## The problem
Please write out all of the entries beneath this line exactly, skipping the pictures.

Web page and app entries
▬▬▬

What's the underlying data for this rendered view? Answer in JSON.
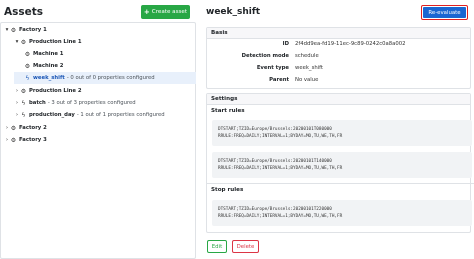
{
  "assets": {
    "title": "Assets",
    "create_label": "Create asset",
    "tree": [
      {
        "label": "Factory 1",
        "desc": "",
        "chevron": "▾",
        "icon": "factory-icon"
      },
      {
        "label": "Production Line 1",
        "desc": "",
        "chevron": "▾",
        "icon": "factory-icon"
      },
      {
        "label": "Machine 1",
        "desc": "",
        "chevron": "",
        "icon": "factory-icon"
      },
      {
        "label": "Machine 2",
        "desc": "",
        "chevron": "",
        "icon": "factory-icon"
      },
      {
        "label": "week_shift",
        "desc": "- 0 out of 0 properties configured",
        "chevron": "",
        "icon": "bolt-icon"
      },
      {
        "label": "Production Line 2",
        "desc": "",
        "chevron": "›",
        "icon": "factory-icon"
      },
      {
        "label": "batch",
        "desc": "- 3 out of 3 properties configured",
        "chevron": "›",
        "icon": "bolt-icon"
      },
      {
        "label": "production_day",
        "desc": "- 1 out of 1 properties configured",
        "chevron": "›",
        "icon": "bolt-icon"
      },
      {
        "label": "Factory 2",
        "desc": "",
        "chevron": "›",
        "icon": "factory-icon"
      },
      {
        "label": "Factory 3",
        "desc": "",
        "chevron": "›",
        "icon": "factory-icon"
      }
    ]
  },
  "detail": {
    "title": "week_shift",
    "reevaluate_label": "Re-evaluate",
    "basis": {
      "header": "Basis",
      "fields": [
        {
          "key": "ID",
          "value": "2f4dd9ea-fd19-11ec-9c89-0242c0a8a002"
        },
        {
          "key": "Detection mode",
          "value": "schedule"
        },
        {
          "key": "Event type",
          "value": "week_shift"
        },
        {
          "key": "Parent",
          "value": "No value"
        }
      ]
    },
    "settings": {
      "header": "Settings",
      "start_rules_label": "Start rules",
      "start_rules": [
        "DTSTART;TZID=Europe/Brussels:20200101T080000\nRRULE:FREQ=DAILY;INTERVAL=1;BYDAY=MO,TU,WE,TH,FR",
        "DTSTART;TZID=Europe/Brussels:20200101T140000\nRRULE:FREQ=DAILY;INTERVAL=1;BYDAY=MO,TU,WE,TH,FR"
      ],
      "stop_rules_label": "Stop rules",
      "stop_rules": [
        "DTSTART;TZID=Europe/Brussels:20200101T220000\nRRULE:FREQ=DAILY;INTERVAL=1;BYDAY=MO,TU,WE,TH,FR"
      ]
    },
    "edit_label": "Edit",
    "delete_label": "Delete"
  }
}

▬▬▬

## Reply
What's the underlying data for this rendered view? Answer in JSON.
{
  "assets": {
    "title": "Assets",
    "create_label": "Create asset",
    "tree": [
      {
        "label": "Factory 1",
        "desc": "",
        "chevron": "▾",
        "icon": "factory-icon"
      },
      {
        "label": "Production Line 1",
        "desc": "",
        "chevron": "▾",
        "icon": "factory-icon"
      },
      {
        "label": "Machine 1",
        "desc": "",
        "chevron": "",
        "icon": "factory-icon"
      },
      {
        "label": "Machine 2",
        "desc": "",
        "chevron": "",
        "icon": "factory-icon"
      },
      {
        "label": "week_shift",
        "desc": "- 0 out of 0 properties configured",
        "chevron": "",
        "icon": "bolt-icon"
      },
      {
        "label": "Production Line 2",
        "desc": "",
        "chevron": "›",
        "icon": "factory-icon"
      },
      {
        "label": "batch",
        "desc": "- 3 out of 3 properties configured",
        "chevron": "›",
        "icon": "bolt-icon"
      },
      {
        "label": "production_day",
        "desc": "- 1 out of 1 properties configured",
        "chevron": "›",
        "icon": "bolt-icon"
      },
      {
        "label": "Factory 2",
        "desc": "",
        "chevron": "›",
        "icon": "factory-icon"
      },
      {
        "label": "Factory 3",
        "desc": "",
        "chevron": "›",
        "icon": "factory-icon"
      }
    ]
  },
  "detail": {
    "title": "week_shift",
    "reevaluate_label": "Re-evaluate",
    "basis": {
      "header": "Basis",
      "fields": [
        {
          "key": "ID",
          "value": "2f4dd9ea-fd19-11ec-9c89-0242c0a8a002"
        },
        {
          "key": "Detection mode",
          "value": "schedule"
        },
        {
          "key": "Event type",
          "value": "week_shift"
        },
        {
          "key": "Parent",
          "value": "No value"
        }
      ]
    },
    "settings": {
      "header": "Settings",
      "start_rules_label": "Start rules",
      "start_rules": [
        "DTSTART;TZID=Europe/Brussels:20200101T080000\nRRULE:FREQ=DAILY;INTERVAL=1;BYDAY=MO,TU,WE,TH,FR",
        "DTSTART;TZID=Europe/Brussels:20200101T140000\nRRULE:FREQ=DAILY;INTERVAL=1;BYDAY=MO,TU,WE,TH,FR"
      ],
      "stop_rules_label": "Stop rules",
      "stop_rules": [
        "DTSTART;TZID=Europe/Brussels:20200101T220000\nRRULE:FREQ=DAILY;INTERVAL=1;BYDAY=MO,TU,WE,TH,FR"
      ]
    },
    "edit_label": "Edit",
    "delete_label": "Delete"
  }
}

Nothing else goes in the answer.